Whilst set in 16th century Italy, the themes explored in Renaissance are as eternal as the smile on the face of La Giaconda: the rise of fundamentalism as a reaction to the modern/feminist disposition and its need to control women; medical ethics, the oppression of free thought and the place, purpose and importance of the artist.' Source:http://www.theprogram.net.au/giveawaysSub.asp?id=849&state_id= (Sighted 02/11/2206).

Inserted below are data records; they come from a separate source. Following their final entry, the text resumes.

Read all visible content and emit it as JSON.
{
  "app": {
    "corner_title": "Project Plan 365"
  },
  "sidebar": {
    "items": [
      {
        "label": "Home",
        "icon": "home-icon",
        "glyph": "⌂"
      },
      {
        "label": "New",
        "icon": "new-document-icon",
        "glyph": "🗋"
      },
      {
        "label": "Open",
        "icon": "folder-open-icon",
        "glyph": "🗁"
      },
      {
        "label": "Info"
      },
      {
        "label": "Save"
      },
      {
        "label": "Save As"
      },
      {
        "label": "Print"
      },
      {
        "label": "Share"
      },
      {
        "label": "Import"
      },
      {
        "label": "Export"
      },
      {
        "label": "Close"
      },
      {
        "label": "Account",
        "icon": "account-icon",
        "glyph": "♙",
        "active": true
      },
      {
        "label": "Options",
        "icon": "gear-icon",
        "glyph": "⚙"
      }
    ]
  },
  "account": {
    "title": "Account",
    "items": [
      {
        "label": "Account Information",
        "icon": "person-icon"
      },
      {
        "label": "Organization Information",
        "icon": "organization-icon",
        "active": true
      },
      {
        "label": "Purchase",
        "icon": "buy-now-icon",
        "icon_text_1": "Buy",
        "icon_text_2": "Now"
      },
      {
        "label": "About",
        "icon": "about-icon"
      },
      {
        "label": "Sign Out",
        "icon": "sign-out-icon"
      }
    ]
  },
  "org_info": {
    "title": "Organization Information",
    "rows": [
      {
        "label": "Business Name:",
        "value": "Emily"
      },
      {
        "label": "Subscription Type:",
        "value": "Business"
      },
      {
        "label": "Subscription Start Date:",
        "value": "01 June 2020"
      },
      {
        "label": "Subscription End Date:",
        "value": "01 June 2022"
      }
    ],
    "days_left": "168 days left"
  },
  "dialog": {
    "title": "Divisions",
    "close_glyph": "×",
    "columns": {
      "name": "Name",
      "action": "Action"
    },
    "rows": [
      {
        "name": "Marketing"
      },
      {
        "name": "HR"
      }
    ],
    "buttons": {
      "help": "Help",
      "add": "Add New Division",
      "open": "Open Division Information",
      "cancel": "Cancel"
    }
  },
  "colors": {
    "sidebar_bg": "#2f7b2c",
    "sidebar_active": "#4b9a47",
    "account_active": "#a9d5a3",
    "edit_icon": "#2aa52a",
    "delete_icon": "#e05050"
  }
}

It is 1982. Faride, a young perfume sales rep, is on a train. It is her first trip to Paris. Father Sam Brown, a Catholic priest, enters the compartment and engages a reluctant Faride in conversation. A game of cat and mouse ensues until, finally, their true identities are unmasked. In the scene that follows, Faride is being interrogated for her part in a terrorist plot to destroy the Eiffel Tower. It transpires that she is pregnant. An immaculate conception. She is to be incarcerated and, upon delivery, separated from her child. It is 2006. Sam, an orthodox Jewish mohel (one who performs ritual circumcisions), is on a train. Into his compartment steps Dimity, a young US soldier. She is on her way to Washington to receive the Congressional Medal of Honour for the courage she has shown during her tour of duty in Iraq. But during her time in Iraq, she has discovered her true identity, and has decided that she will use the occasion to make a political speech. During the conversation that ensues, Sam's true identity is revealed, and Dimity holds him at knife-point. Her ascendancy, however, is short-lived. In the scene that follows, Faride, dressed in her purest Muslim finery, is on a train. She is on her way to Mecca, for the Haj. Seated opposite her in the compartment is a bearded figure claiming to be Osama Bin Laden. During the conversation that ensues, their true identities are revealed. Faride is there to avenge her daughter's death. Sam is on his way to destroy Islam's most sacred site - the Tomb of Abraham. Only one will emerge from the train alive. In a play of mounting tension, twists and turns, the relationship between Islam and the West is played out as it has never been played out before. (Publisher's blurb)